I have already mentioned in the previous posts this point : that ‘association’ is the key to creativity. When you look at examples for innovation, you would find a lot of them pointing to ‘association’. A self cleaning glass inspired by lotus leaves is a good example. If you need a famous one, you have the benzene ring. Steve jobs came up with the idea of fonts while doing some calligraphy lessons. In each of these cases, there was an association of two things which brought forth a new fresh idea.
You can find ‘association’ as a key element in many creative works, especially literary and visual forms. And needless to say, for those logical minds, there is this technique called ‘forced association’ – yes you don’t need to have the art of associating, but put yourself through a technique and you might hit upon something brilliant. To be frank, like most of the other systematic innovation techniques which try to force the mind to do something different, I have not really seen this produce anything really creative. It is interesting for people who have been using mind in a specific way to do something like this, but I firmly belive that we cannot imitate a creative mind.
There are people who can spontaneously tell a joke or a phrase or an incident which is not just relevant for the situation, but sometimes brings a totally different perspective. This is a classical example of ‘association’. Here is an example:
Few of us settled down around a table with a plate of chats and coffee each in our office (for those who do not know, a chat is typical Indian snack which is typically a mixture of potato pieces, crispy fried bread, gram bean , yoghurt and some spicy masala powders. None of them are eatable individually, but a chat is usually very tasty (You can find some receipies here)) We were hungry, but as we began eating it, everyone looked at each other. It didn’t taste great. But no one spoke anything. There was a total silence for a short while. Then someone said softly “A committee is a group of people who cannot do anything alone and then they come together to find that even then they cannot do anything”. Everyone burst out laughing.
You can see , what he said contained the essence of the situation.
But this is not that easy, because the way different people associate differs drastically. Here is another example:

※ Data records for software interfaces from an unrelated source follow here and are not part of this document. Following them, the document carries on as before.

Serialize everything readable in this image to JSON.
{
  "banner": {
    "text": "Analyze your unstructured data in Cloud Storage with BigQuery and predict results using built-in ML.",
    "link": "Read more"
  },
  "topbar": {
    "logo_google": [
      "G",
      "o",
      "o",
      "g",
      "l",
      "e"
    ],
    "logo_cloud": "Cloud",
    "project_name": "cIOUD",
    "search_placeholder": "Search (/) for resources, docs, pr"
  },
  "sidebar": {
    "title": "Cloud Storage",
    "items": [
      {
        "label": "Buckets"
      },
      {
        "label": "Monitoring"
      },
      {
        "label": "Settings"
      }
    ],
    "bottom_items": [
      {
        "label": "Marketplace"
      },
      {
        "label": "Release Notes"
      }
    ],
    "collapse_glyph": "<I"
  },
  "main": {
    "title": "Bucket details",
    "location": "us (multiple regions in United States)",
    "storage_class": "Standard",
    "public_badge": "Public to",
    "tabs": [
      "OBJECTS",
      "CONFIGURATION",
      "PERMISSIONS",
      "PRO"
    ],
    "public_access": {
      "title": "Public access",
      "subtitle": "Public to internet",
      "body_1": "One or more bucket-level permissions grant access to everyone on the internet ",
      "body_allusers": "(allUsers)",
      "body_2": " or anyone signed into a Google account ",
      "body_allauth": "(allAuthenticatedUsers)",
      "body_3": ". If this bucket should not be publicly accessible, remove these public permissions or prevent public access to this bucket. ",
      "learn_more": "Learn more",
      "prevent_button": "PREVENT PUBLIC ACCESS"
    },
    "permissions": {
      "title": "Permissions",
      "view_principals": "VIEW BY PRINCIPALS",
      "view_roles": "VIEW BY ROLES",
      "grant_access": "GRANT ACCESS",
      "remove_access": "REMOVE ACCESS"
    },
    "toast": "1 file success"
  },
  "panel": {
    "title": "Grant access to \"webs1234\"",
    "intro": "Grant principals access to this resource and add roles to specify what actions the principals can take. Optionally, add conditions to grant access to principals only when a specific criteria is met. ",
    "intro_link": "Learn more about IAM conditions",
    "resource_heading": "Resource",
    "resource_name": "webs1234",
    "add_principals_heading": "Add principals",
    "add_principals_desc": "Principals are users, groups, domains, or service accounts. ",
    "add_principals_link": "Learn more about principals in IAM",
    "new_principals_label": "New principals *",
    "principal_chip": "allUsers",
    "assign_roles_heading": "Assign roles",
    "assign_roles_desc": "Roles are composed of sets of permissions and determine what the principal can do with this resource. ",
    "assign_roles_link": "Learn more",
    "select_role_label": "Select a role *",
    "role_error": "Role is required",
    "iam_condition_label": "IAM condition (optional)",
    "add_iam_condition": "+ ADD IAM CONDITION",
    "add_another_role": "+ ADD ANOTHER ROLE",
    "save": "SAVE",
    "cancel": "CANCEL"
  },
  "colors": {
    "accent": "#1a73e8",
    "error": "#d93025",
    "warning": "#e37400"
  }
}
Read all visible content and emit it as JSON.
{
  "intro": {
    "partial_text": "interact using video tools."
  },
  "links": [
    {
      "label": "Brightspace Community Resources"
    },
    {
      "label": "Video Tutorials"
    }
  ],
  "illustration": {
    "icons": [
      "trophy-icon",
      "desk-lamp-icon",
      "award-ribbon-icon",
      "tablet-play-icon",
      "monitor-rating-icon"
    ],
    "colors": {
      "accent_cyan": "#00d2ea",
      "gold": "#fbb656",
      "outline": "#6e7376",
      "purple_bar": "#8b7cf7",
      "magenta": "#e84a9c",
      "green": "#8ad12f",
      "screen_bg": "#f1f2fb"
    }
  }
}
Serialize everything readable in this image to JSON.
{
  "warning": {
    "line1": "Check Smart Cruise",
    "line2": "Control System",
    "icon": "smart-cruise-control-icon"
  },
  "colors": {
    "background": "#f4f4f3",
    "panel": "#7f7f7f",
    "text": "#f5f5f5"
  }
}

I was talking to a colleague about what is called ‘cognitive dissonance’. Another friend of mine joined us in the conversation. To explain the meaning of ‘cognitive dissonance’ I told him the following example – Imagine you walking past a beggar on the street. One part of your mind says – be compassionate, give him something. But the other part says – no, you are encouraging begging. Now you have two conflicting thoughts simultaneously in the mind and you do something to escape from this uncomfortable situation- like walking fast. My colleagues smiled; he had got what I was telling. Then my friend said – you know what Swami Vivekananda said about begging?….
It is evident that associations happen at different levels : words, rhymes, shapes etc to begin with are common and easy. But what is tough are associating by patterns, deeper meanings etc. And the latter plays a key role in creativity.

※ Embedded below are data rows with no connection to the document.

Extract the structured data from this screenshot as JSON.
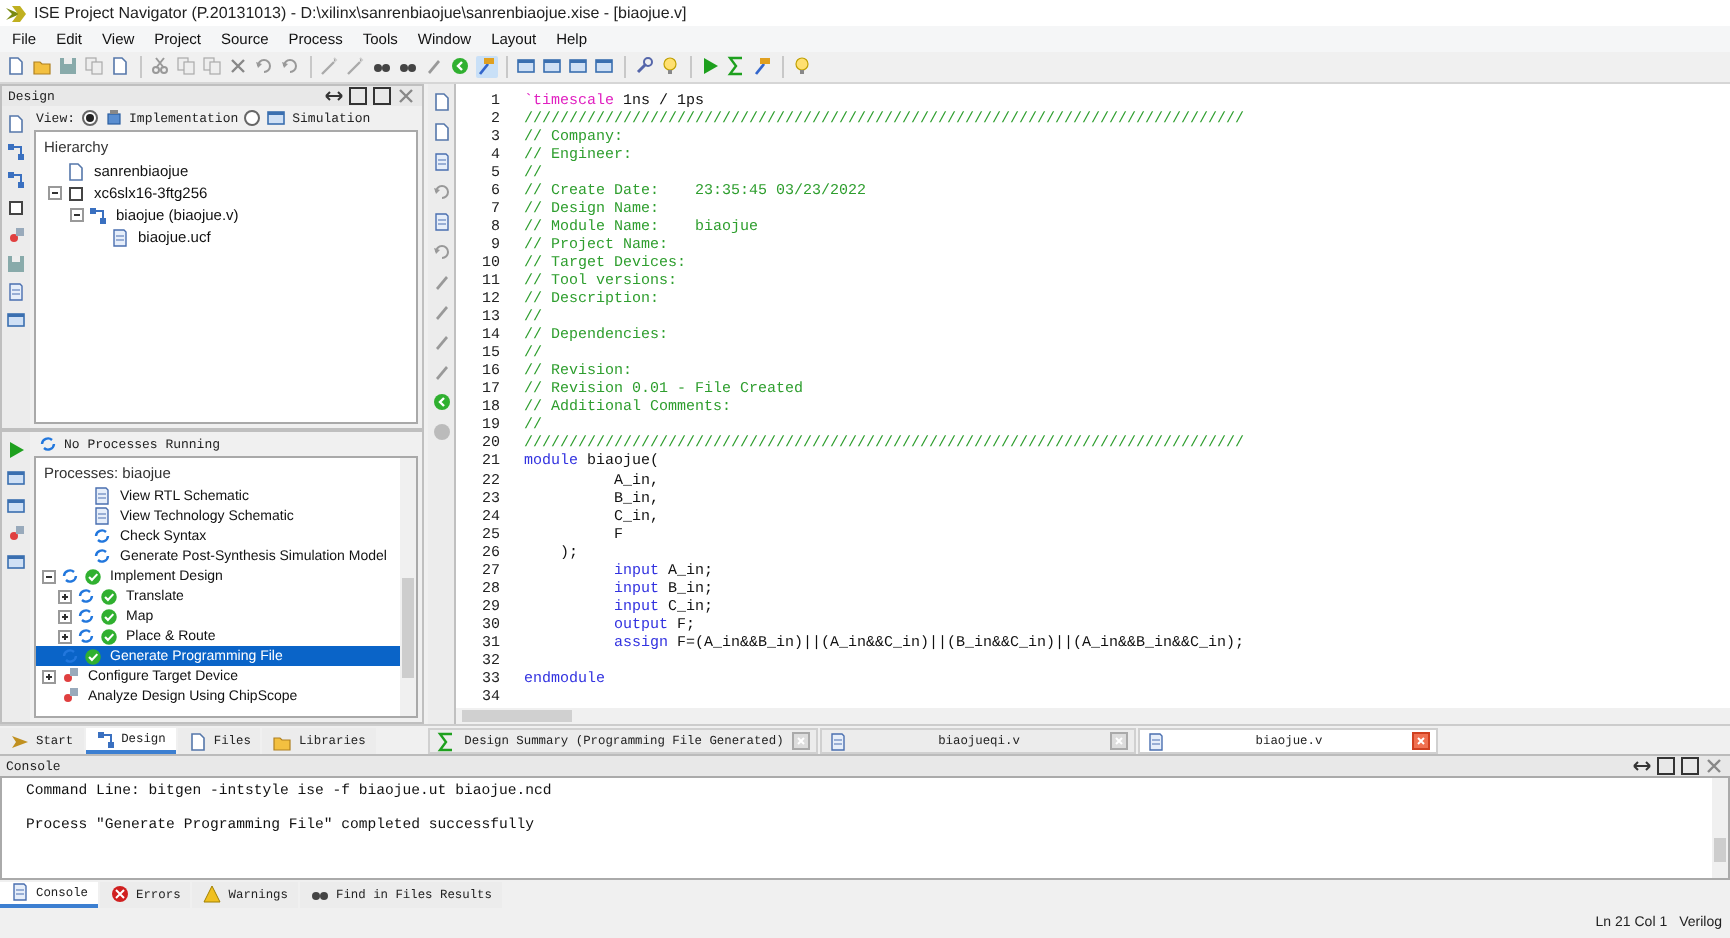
{
  "window": {
    "title": "ISE Project Navigator (P.20131013) - D:\\xilinx\\sanrenbiaojue\\sanrenbiaojue.xise - [biaojue.v]"
  },
  "menu": [
    "File",
    "Edit",
    "View",
    "Project",
    "Source",
    "Process",
    "Tools",
    "Window",
    "Layout",
    "Help"
  ],
  "design_panel": {
    "title": "Design",
    "view_label": "View:",
    "views": [
      {
        "label": "Implementation",
        "selected": true
      },
      {
        "label": "Simulation",
        "selected": false
      }
    ],
    "hierarchy_title": "Hierarchy",
    "hierarchy": [
      {
        "label": "sanrenbiaojue",
        "kind": "project"
      },
      {
        "label": "xc6slx16-3ftg256",
        "kind": "device",
        "expanded": true,
        "children": [
          {
            "label": "biaojue (biaojue.v)",
            "kind": "module",
            "expanded": true,
            "children": [
              {
                "label": "biaojue.ucf",
                "kind": "constraints"
              }
            ]
          }
        ]
      }
    ]
  },
  "process_status": "No Processes Running",
  "processes": {
    "title": "Processes: biaojue",
    "top_partial": [
      {
        "label": "View RTL Schematic",
        "kind": "view",
        "done": false,
        "selected": false
      },
      {
        "label": "View Technology Schematic",
        "kind": "view",
        "done": false,
        "selected": false
      },
      {
        "label": "Check Syntax",
        "kind": "run",
        "done": false,
        "selected": false
      },
      {
        "label": "Generate Post-Synthesis Simulation Model",
        "kind": "run",
        "done": false,
        "selected": false
      }
    ],
    "items": [
      {
        "label": "Implement Design",
        "kind": "run",
        "done": true,
        "selected": false,
        "expanded": true,
        "children": [
          {
            "label": "Translate",
            "kind": "run",
            "done": true,
            "selected": false,
            "expanded": false
          },
          {
            "label": "Map",
            "kind": "run",
            "done": true,
            "selected": false,
            "expanded": false
          },
          {
            "label": "Place & Route",
            "kind": "run",
            "done": true,
            "selected": false,
            "expanded": false
          }
        ]
      },
      {
        "label": "Generate Programming File",
        "kind": "run",
        "done": true,
        "selected": true
      },
      {
        "label": "Configure Target Device",
        "kind": "configure",
        "done": false,
        "selected": false,
        "expanded": false
      },
      {
        "label": "Analyze Design Using ChipScope",
        "kind": "analyze",
        "done": false,
        "selected": false
      }
    ]
  },
  "code": [
    {
      "number": "1",
      "segments": [
        {
          "kind": "directive",
          "text": "`timescale"
        },
        {
          "kind": "plain",
          "text": " 1ns / 1ps"
        }
      ]
    },
    {
      "number": "2",
      "segments": [
        {
          "kind": "comment",
          "text": "////////////////////////////////////////////////////////////////////////////////"
        }
      ]
    },
    {
      "number": "3",
      "segments": [
        {
          "kind": "comment",
          "text": "// Company:"
        }
      ]
    },
    {
      "number": "4",
      "segments": [
        {
          "kind": "comment",
          "text": "// Engineer:"
        }
      ]
    },
    {
      "number": "5",
      "segments": [
        {
          "kind": "comment",
          "text": "//"
        }
      ]
    },
    {
      "number": "6",
      "segments": [
        {
          "kind": "comment",
          "text": "// Create Date:    23:35:45 03/23/2022"
        }
      ]
    },
    {
      "number": "7",
      "segments": [
        {
          "kind": "comment",
          "text": "// Design Name:"
        }
      ]
    },
    {
      "number": "8",
      "segments": [
        {
          "kind": "comment",
          "text": "// Module Name:    biaojue"
        }
      ]
    },
    {
      "number": "9",
      "segments": [
        {
          "kind": "comment",
          "text": "// Project Name:"
        }
      ]
    },
    {
      "number": "10",
      "segments": [
        {
          "kind": "comment",
          "text": "// Target Devices:"
        }
      ]
    },
    {
      "number": "11",
      "segments": [
        {
          "kind": "comment",
          "text": "// Tool versions:"
        }
      ]
    },
    {
      "number": "12",
      "segments": [
        {
          "kind": "comment",
          "text": "// Description:"
        }
      ]
    },
    {
      "number": "13",
      "segments": [
        {
          "kind": "comment",
          "text": "//"
        }
      ]
    },
    {
      "number": "14",
      "segments": [
        {
          "kind": "comment",
          "text": "// Dependencies:"
        }
      ]
    },
    {
      "number": "15",
      "segments": [
        {
          "kind": "comment",
          "text": "//"
        }
      ]
    },
    {
      "number": "16",
      "segments": [
        {
          "kind": "comment",
          "text": "// Revision:"
        }
      ]
    },
    {
      "number": "17",
      "segments": [
        {
          "kind": "comment",
          "text": "// Revision 0.01 - File Created"
        }
      ]
    },
    {
      "number": "18",
      "segments": [
        {
          "kind": "comment",
          "text": "// Additional Comments:"
        }
      ]
    },
    {
      "number": "19",
      "segments": [
        {
          "kind": "comment",
          "text": "//"
        }
      ]
    },
    {
      "number": "20",
      "segments": [
        {
          "kind": "comment",
          "text": "////////////////////////////////////////////////////////////////////////////////"
        }
      ]
    },
    {
      "number": "21",
      "segments": [
        {
          "kind": "keyword",
          "text": "module"
        },
        {
          "kind": "plain",
          "text": " biaojue("
        }
      ]
    },
    {
      "number": "22",
      "segments": [
        {
          "kind": "plain",
          "text": "          A_in,"
        }
      ]
    },
    {
      "number": "23",
      "segments": [
        {
          "kind": "plain",
          "text": "          B_in,"
        }
      ]
    },
    {
      "number": "24",
      "segments": [
        {
          "kind": "plain",
          "text": "          C_in,"
        }
      ]
    },
    {
      "number": "25",
      "segments": [
        {
          "kind": "plain",
          "text": "          F"
        }
      ]
    },
    {
      "number": "26",
      "segments": [
        {
          "kind": "plain",
          "text": "    );"
        }
      ]
    },
    {
      "number": "27",
      "segments": [
        {
          "kind": "keyword",
          "text": "          input"
        },
        {
          "kind": "plain",
          "text": " A_in;"
        }
      ]
    },
    {
      "number": "28",
      "segments": [
        {
          "kind": "keyword",
          "text": "          input"
        },
        {
          "kind": "plain",
          "text": " B_in;"
        }
      ]
    },
    {
      "number": "29",
      "segments": [
        {
          "kind": "keyword",
          "text": "          input"
        },
        {
          "kind": "plain",
          "text": " C_in;"
        }
      ]
    },
    {
      "number": "30",
      "segments": [
        {
          "kind": "keyword",
          "text": "          output"
        },
        {
          "kind": "plain",
          "text": " F;"
        }
      ]
    },
    {
      "number": "31",
      "segments": [
        {
          "kind": "keyword",
          "text": "          assign"
        },
        {
          "kind": "plain",
          "text": " F=(A_in&&B_in)||(A_in&&C_in)||(B_in&&C_in)||(A_in&&B_in&&C_in);"
        }
      ]
    },
    {
      "number": "32"
    },
    {
      "number": "33",
      "segments": [
        {
          "kind": "keyword",
          "text": "endmodule"
        }
      ]
    },
    {
      "number": "34"
    }
  ],
  "left_tabs": [
    {
      "label": "Start",
      "kind": "start",
      "selected": false
    },
    {
      "label": "Design",
      "kind": "design",
      "selected": true
    },
    {
      "label": "Files",
      "kind": "files",
      "selected": false
    },
    {
      "label": "Libraries",
      "kind": "libraries",
      "selected": false
    }
  ],
  "editor_tabs": [
    {
      "label": "Design Summary (Programming File Generated)",
      "kind": "summary",
      "selected": false
    },
    {
      "label": "biaojueqi.v",
      "kind": "file",
      "selected": false
    },
    {
      "label": "biaojue.v",
      "kind": "file",
      "selected": true
    }
  ],
  "console": {
    "title": "Console",
    "lines": [
      "Command Line: bitgen -intstyle ise -f biaojue.ut biaojue.ncd",
      "Process \"Generate Programming File\" completed successfully"
    ]
  },
  "console_tabs": [
    {
      "label": "Console",
      "kind": "console",
      "selected": true
    },
    {
      "label": "Errors",
      "kind": "errors",
      "selected": false
    },
    {
      "label": "Warnings",
      "kind": "warnings",
      "selected": false
    },
    {
      "label": "Find in Files Results",
      "kind": "find",
      "selected": false
    }
  ],
  "status_bar": {
    "position": "Ln 21 Col 1",
    "language": "Verilog"
  }
}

Is there something that helps you associate things better? Yes. You associate things when you are present, when you perceive something wholly without thinking. And this happens in the lives of any creative people, there are times they come across a trigger that is potent enough to unfold something great in them. And the creative people spent enormous time in fact in search of these triggers.
Will continue in the next posts..